HC Deb 06 April 1830 vol 23 cc1406-10
Lord Nugent

, after presenting a Petition from labourers of an hundred in Buckinghamshire, complaining of distress, and attributing a great portion of their misery to the injurious administration of the Poor-laws, proceeded to move for leave to bring in a Bill to enable parishes to make bet- ter provision for the employment of their Poor. This Bill related to a subject which, he was sorry to say, deeply affected a very large number of persons connected with agricultural pursuits. It deeply affected the rent-payers, the farmers, and, through them, the land-owners; but, which was in his view more important still, it operated also materially upon the means of life—upon the virtue or vice, the happiness or misery, of that most unfortunate class, the labouring class. The misfortunes of this class were generally admitted, and it was the duty of that House, therefore,—nay, it was called upon by justice, policy, and humanity—to relieve them. It had been said, that the operation of the Poor-laws, and more particularly the operation of certain parochial customs which were against law, had deteriorated the character of the labouring population, and degraded them to a state from which they had neither the hope nor the desire of emerging. If this were true, and he was afraid there was too much of reality in it, it was only saying that the vices of the system had become so oppressive and so dangerous, that it was our duty to eradicate them effectually. The object against which his Bill was particularly directed was the roundsmen system,—or the custom of paying labourers out of the parish rates. In other words, the system which he wished to have altered | was the substitution of parochial relief for the fair and adequate wages of labour. This system, though it had been declared to be illegal, had taken such deep root, and assumed so many forms in some places, that it was extremely difficult to deal with it. It took so many shapes to avoid detection, that like the monster in the fable, it would require the power of another Antæus to overcome it— Ubi nulla fugam reperit fallacia, victus In sese redit. If he could point out any plan by which this evil could be remedied, he had no doubt the House would pay attention to his Bill. He wished, therefore, to make it the interest of parishes to adopt those, means by which he thought the system would be got rid of. And first, as to the evil, and the operation of it on the labouring classes. A committee of that House reported, in 1824, that in a certain parish in Sussex, the wages of labour had been reduced by this system to 6d. a day. Since that period, now six years ago, the evil had not diminished. In the district in which he lived, there were many parishes, and to the shame of those parishes he spoke it, in which, by the wicked and illegal system of paying labourers out of the Poor-rates, the weekly rate of wages for an able-bodied unmarried labourer, had been reduced to 3s., or 3s. 6d. It was impossible that they could live on this; and yet, if they refused it, they could get nothing, for the parish would not relieve them, and the farmer would not employ them. When he stated this, he had not, he was sorry to say, stated the worst. In the course of the late dreadful winter, this sum of 3s., or 3s. 6d. per week was for no less than three weeks in abeyance. In saying this it might be told him, that he was destroying his own case, by proving too much; for the miserable people, having no credit, must have ceased to exist, from absolute want.

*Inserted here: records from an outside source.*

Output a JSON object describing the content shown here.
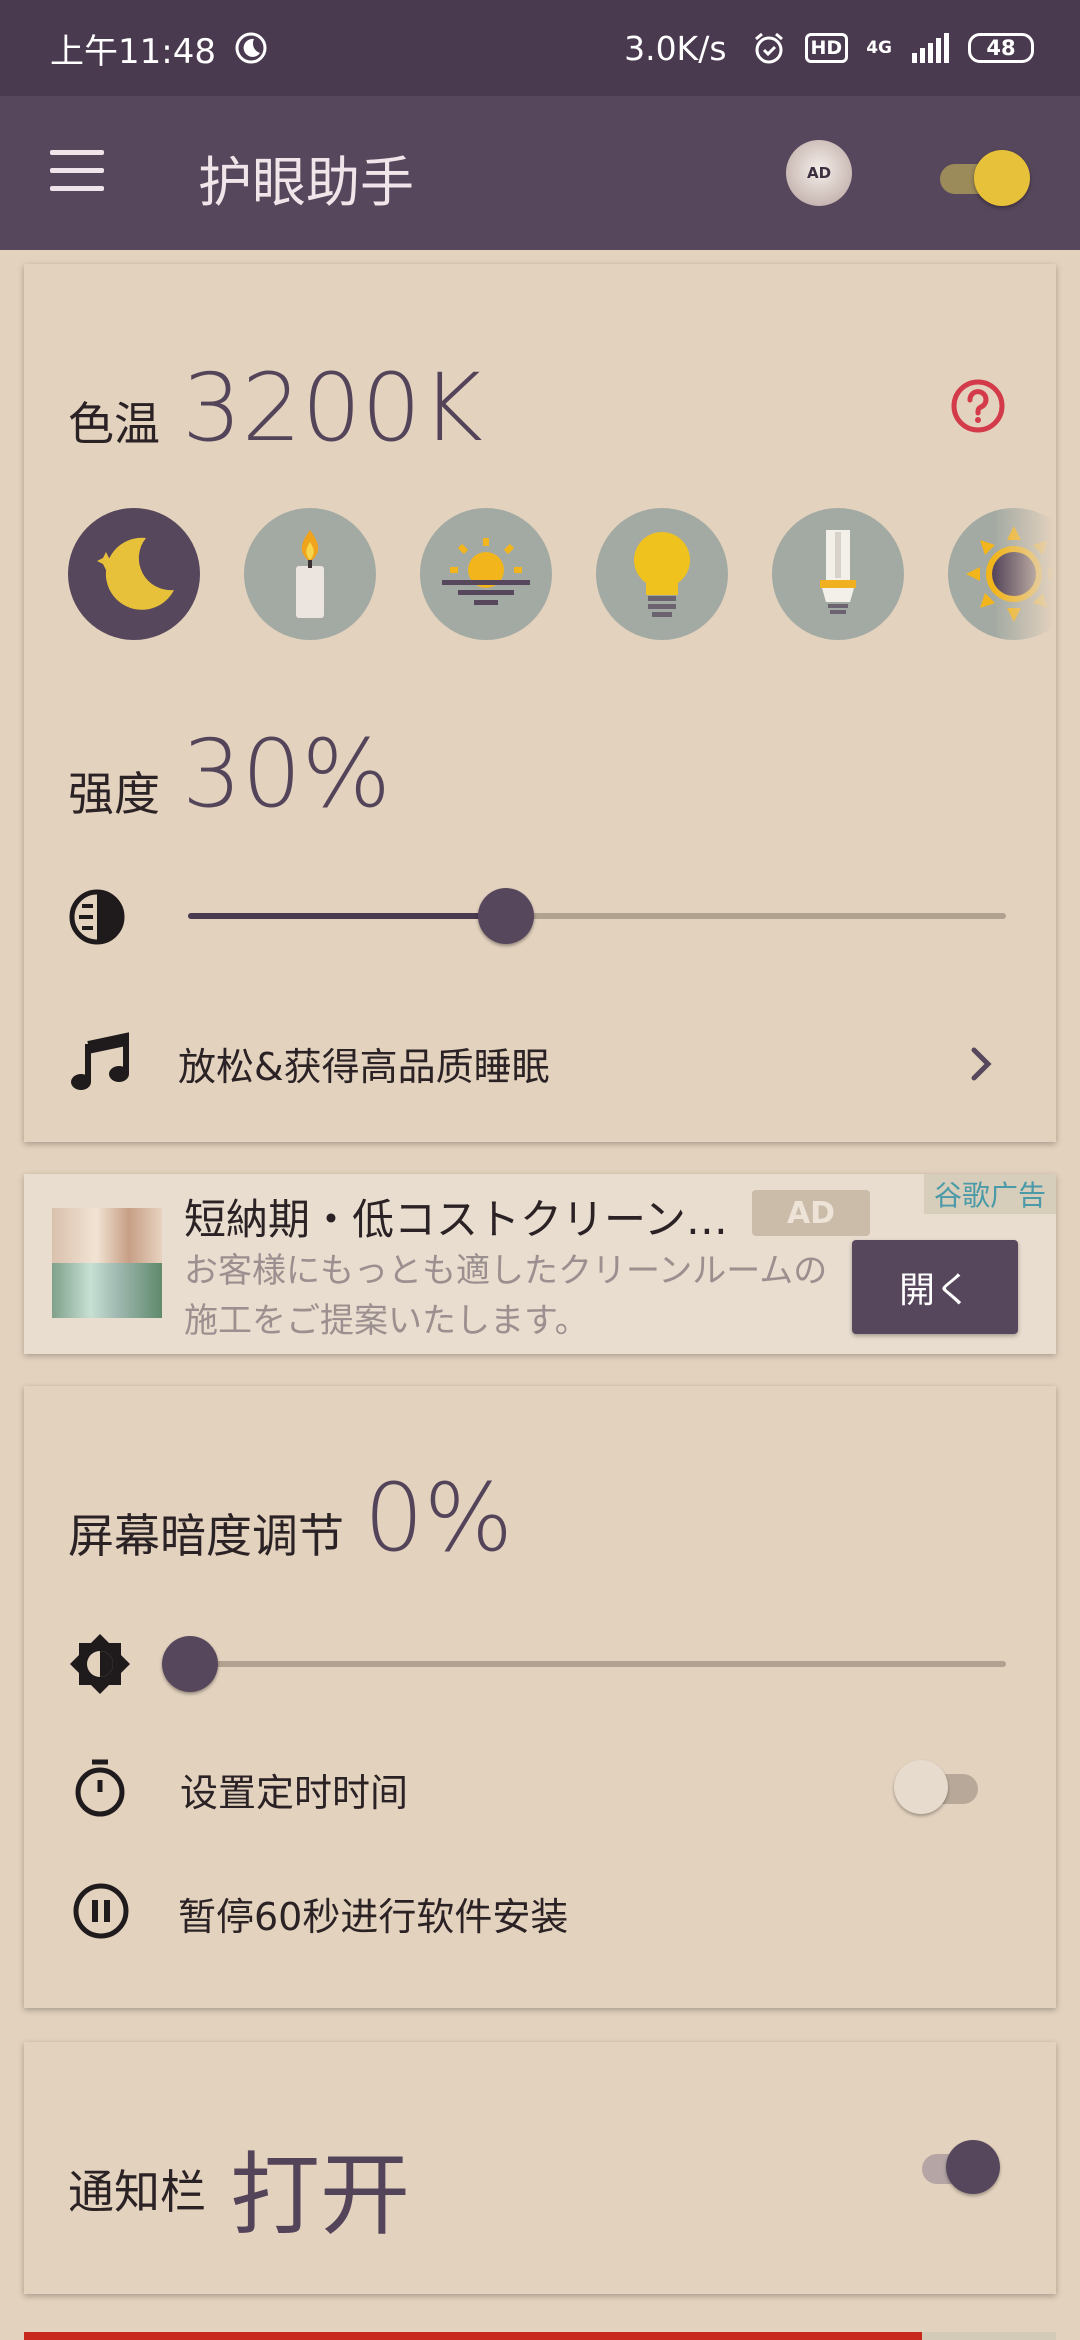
{
  "status_bar": {
    "time": "上午11:48",
    "net_speed": "3.0K/s",
    "hd": "HD",
    "network": "4G",
    "battery": "48"
  },
  "toolbar": {
    "title": "护眼助手",
    "ad_label": "AD",
    "filter_on": true
  },
  "color_temp": {
    "label": "色温",
    "value": "3200K",
    "presets": [
      {
        "name": "moon-icon",
        "active": true
      },
      {
        "name": "candle-icon",
        "active": false
      },
      {
        "name": "sunrise-icon",
        "active": false
      },
      {
        "name": "lightbulb-icon",
        "active": false
      },
      {
        "name": "fluorescent-lamp-icon",
        "active": false
      },
      {
        "name": "sun-icon",
        "active": false
      }
    ]
  },
  "intensity": {
    "label": "强度",
    "value": "30%",
    "level": 0.38
  },
  "sleep": {
    "label": "放松&获得高品质睡眠"
  },
  "ad": {
    "title": "短納期・低コストクリーン…",
    "badge": "AD",
    "corner": "谷歌广告",
    "description": "お客様にもっとも適したクリーンルームの施工をご提案いたします。",
    "button": "開く"
  },
  "dimming": {
    "label": "屏幕暗度调节",
    "value": "0%",
    "level": 0
  },
  "timer": {
    "label": "设置定时时间",
    "on": false
  },
  "pause": {
    "label": "暂停60秒进行软件安装"
  },
  "notification": {
    "label": "通知栏",
    "value": "打开",
    "on": true
  },
  "colors": {
    "accent": "#57475c",
    "background": "#e3d2be",
    "help_red": "#d33a4a",
    "switch_yellow": "#e7c13a"
  }
}
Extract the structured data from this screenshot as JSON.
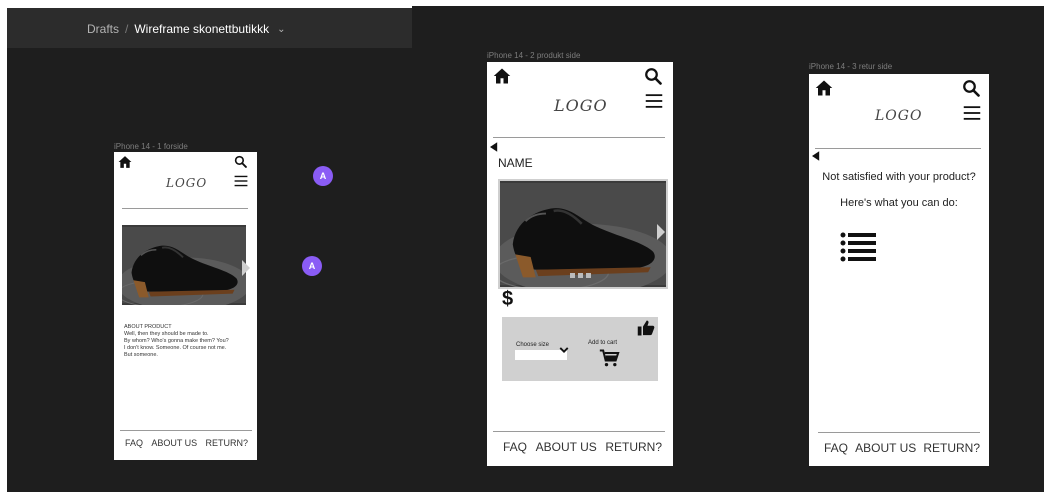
{
  "breadcrumb": {
    "root": "Drafts",
    "file": "Wireframe skonettbutikkk"
  },
  "frames": {
    "forside": {
      "label": "iPhone 14 - 1 forside",
      "logo": "LOGO",
      "about_title": "ABOUT PRODUCT",
      "about_lines": [
        "Well, then they should be made to.",
        "By whom? Who's gonna make them? You?",
        "I don't know. Someone. Of course not me.",
        "But someone."
      ],
      "footer": [
        "FAQ",
        "ABOUT US",
        "RETURN?"
      ]
    },
    "produkt": {
      "label": "iPhone 14 - 2 produkt side",
      "logo": "LOGO",
      "name": "NAME",
      "price_symbol": "$",
      "choose_size": "Choose size",
      "add_to_cart": "Add to cart",
      "footer": [
        "FAQ",
        "ABOUT US",
        "RETURN?"
      ]
    },
    "retur": {
      "label": "iPhone 14 - 3 retur side",
      "logo": "LOGO",
      "question": "Not satisfied with your product?",
      "instructions": "Here's what you can do:",
      "footer": [
        "FAQ",
        "ABOUT US",
        "RETURN?"
      ]
    }
  },
  "avatars": [
    "A",
    "A"
  ],
  "colors": {
    "canvas": "#1e1e1e",
    "toolbar": "#2c2c2c",
    "avatar": "#8a5cf5"
  }
}
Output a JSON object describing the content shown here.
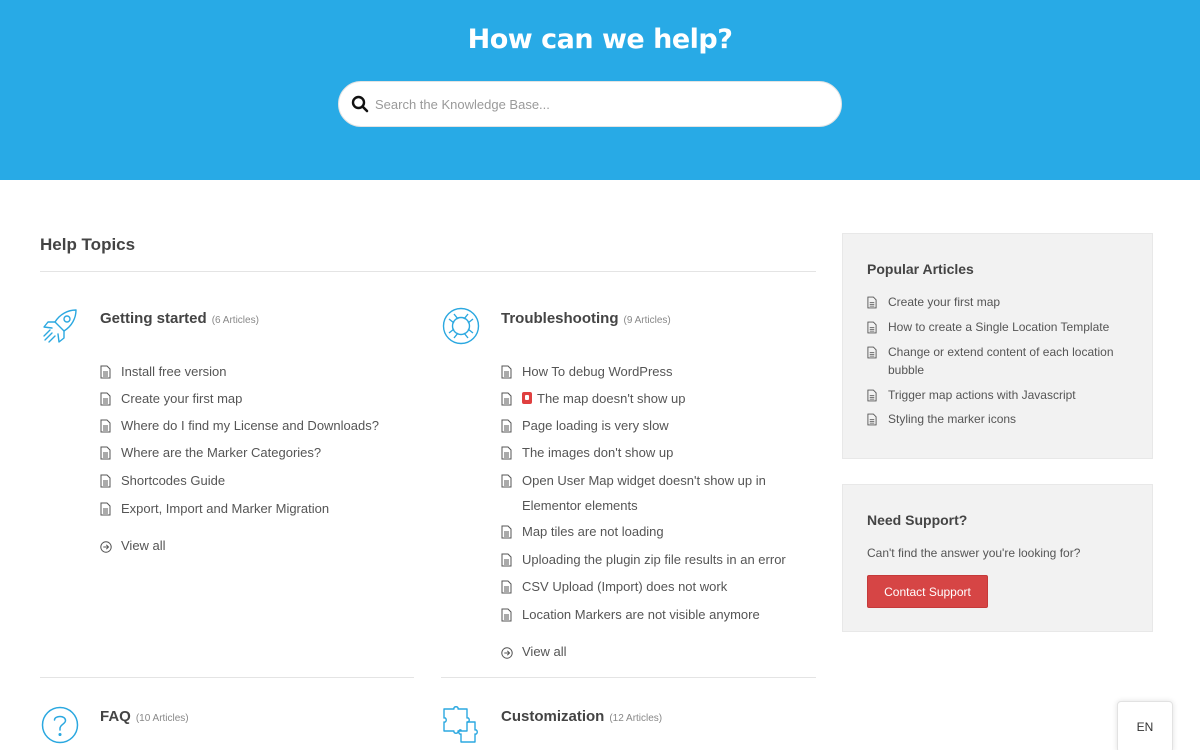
{
  "hero": {
    "title": "How can we help?",
    "search_placeholder": "Search the Knowledge Base..."
  },
  "help_topics": {
    "title": "Help Topics",
    "topics": [
      {
        "name": "Getting started",
        "count": "(6 Articles)",
        "icon": "rocket-icon",
        "articles": [
          "Install free version",
          "Create your first map",
          "Where do I find my License and Downloads?",
          "Where are the Marker Categories?",
          "Shortcodes Guide",
          "Export, Import and Marker Migration"
        ],
        "view_all": "View all"
      },
      {
        "name": "Troubleshooting",
        "count": "(9 Articles)",
        "icon": "lifebuoy-icon",
        "articles": [
          "How To debug WordPress",
          "The map doesn't show up",
          "Page loading is very slow",
          "The images don't show up",
          "Open User Map widget doesn't show up in Elementor elements",
          "Map tiles are not loading",
          "Uploading the plugin zip file results in an error",
          "CSV Upload (Import) does not work",
          "Location Markers are not visible anymore"
        ],
        "view_all": "View all"
      },
      {
        "name": "FAQ",
        "count": "(10 Articles)",
        "icon": "question-icon"
      },
      {
        "name": "Customization",
        "count": "(12 Articles)",
        "icon": "puzzle-icon"
      }
    ]
  },
  "popular": {
    "title": "Popular Articles",
    "articles": [
      "Create your first map",
      "How to create a Single Location Template",
      "Change or extend content of each location bubble",
      "Trigger map actions with Javascript",
      "Styling the marker icons"
    ]
  },
  "support": {
    "title": "Need Support?",
    "question": "Can't find the answer you're looking for?",
    "button": "Contact Support"
  },
  "language": "EN",
  "colors": {
    "hero": "#28aae6",
    "icon": "#2ba8e0",
    "button": "#d64545",
    "panel": "#f2f2f2"
  }
}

His answer however, was, that the fact was as he had stated it to be, and that he was ready to prove it by evidence. This was sufficient for him, for he could hardly be called upon to prove how these unfortunate beings contrived to live, or how they starved, or to what extent they stole, or to what extent they were indebted to private charity for the means of subsistence. In justice to these men, however, he must say that he did not believe they did steal; and he stated it as a circumstance highly to the credit of a peasantry labouring under such fearful privations, that at the last Assizes held in the county the calendar was lighter than he had known it to be for some time past. None but a person who had attended Petty Sessions could form an idea of the extent of the misery produced by this system. Men, young and old, women past the age for labour, and women with children in their arms, came before the magistrates for relief. The men professed their readiness to work, and the overseer said, "It is quite true these men are willing to labour, but we have no employment for them: and as to relieving them, we cannot collect the poor-rates." What could the magistrates do? They could direct the overseer to distrain; but such a course would, in many cases, only add fresh paupers to the list. While he was thus detailing the miserable condition of the labouring classes, he was not unmindful of the state in which the farmers were, or of the invidious duties which an overseer had to perform. He recollected both; but of this he was quite sure,—namely, that if the evil went on increasing, and the severities of another winter came upon this wretched peasantry, nothing but an armed force could keep them down and make them starve in quiet. Something, then, it was evident must be done, and that speedily. He proposed, in the first place, to give the magistrates power to grapple with the roundsmen system, in parishes which may be convinced that the system was injurious. The provisions of his Bill were not obligatory, except in allowing two-thirds of the parish to bind the remainder. He was aware that it was not prudent in the mover of a bill to enter into the details of it when he asked for leave to bring it in, and he would not enter into the details of this. He would state only generally, that what he proposed would be in the nature of a labour-rate; but not open to the objection, which none could feel more strongly than he did—namely, that it would subside into the very thing which it was his object to guard against. His Bill would proceed on three principles—first, it would encourage the occupiers of lands to employ as much labour as possible on the lands in their occupation. There would, of course, be no compulsion here, for nothing could be so absurd as to oblige a man to employ more labour than he pleased; but it would merely encourage and hold out an inducement to the employment of labour. The second principle was, that it was desirable to lower the Poor-rates; and if money must be paid for the support of the labourer, that labour should be given in exchange for that money. The third principle was, to give to labour a fair and open market by competion, in order to secure as liberal a compensation as possible to the labourer; and in this view he would make the bargain to be carried on between the labourer and the hirer without the farmer being brought face to face with the overseer. His great object was, to get rid of the roundsmen system, and therefore it would not be necessary to apply it to those parishes where that system was not practised. Though the Bill differed in many respects from that which was called the property-plan used in some parts of Oxfordshire, yet in others it was founded upon part of that plan. The noble Lord concluded by moving for leave to bring in a Bill to promote the employment of the Poor, by free hiring and fair remuneration for their labour.

Mr. Lennard

said, he would not oppose the bringing in the Bill, but would beg to suggest to his noble friend that certain parties should be exempted from its operation; for instance, farmers who cultivated their farms by their own labour and that of their sons, and that persons so employing labourers should not be thereby qualified to vote at vestries. With such exemptions, he thought the Bill would be likely to do much good.

Lord Nugent

was aware of the difficulties in the way of parts of the plan, but he would endeavour to meet them as well as he could.

Mr. R. Colborne

thought this one of those general measures which were sometimes adopted to remedy local evils; the evil which it went to cure was not the fault of the law, but of the mode in which it was administered, and showed the bad effects of interfering in any manner, by legislative measures, with the wages of labour.

Lord J. Russell

feared, that on the second reading of the Bill, he should be obliged to object to it altogether.

Leave was then given to bring in the Bill.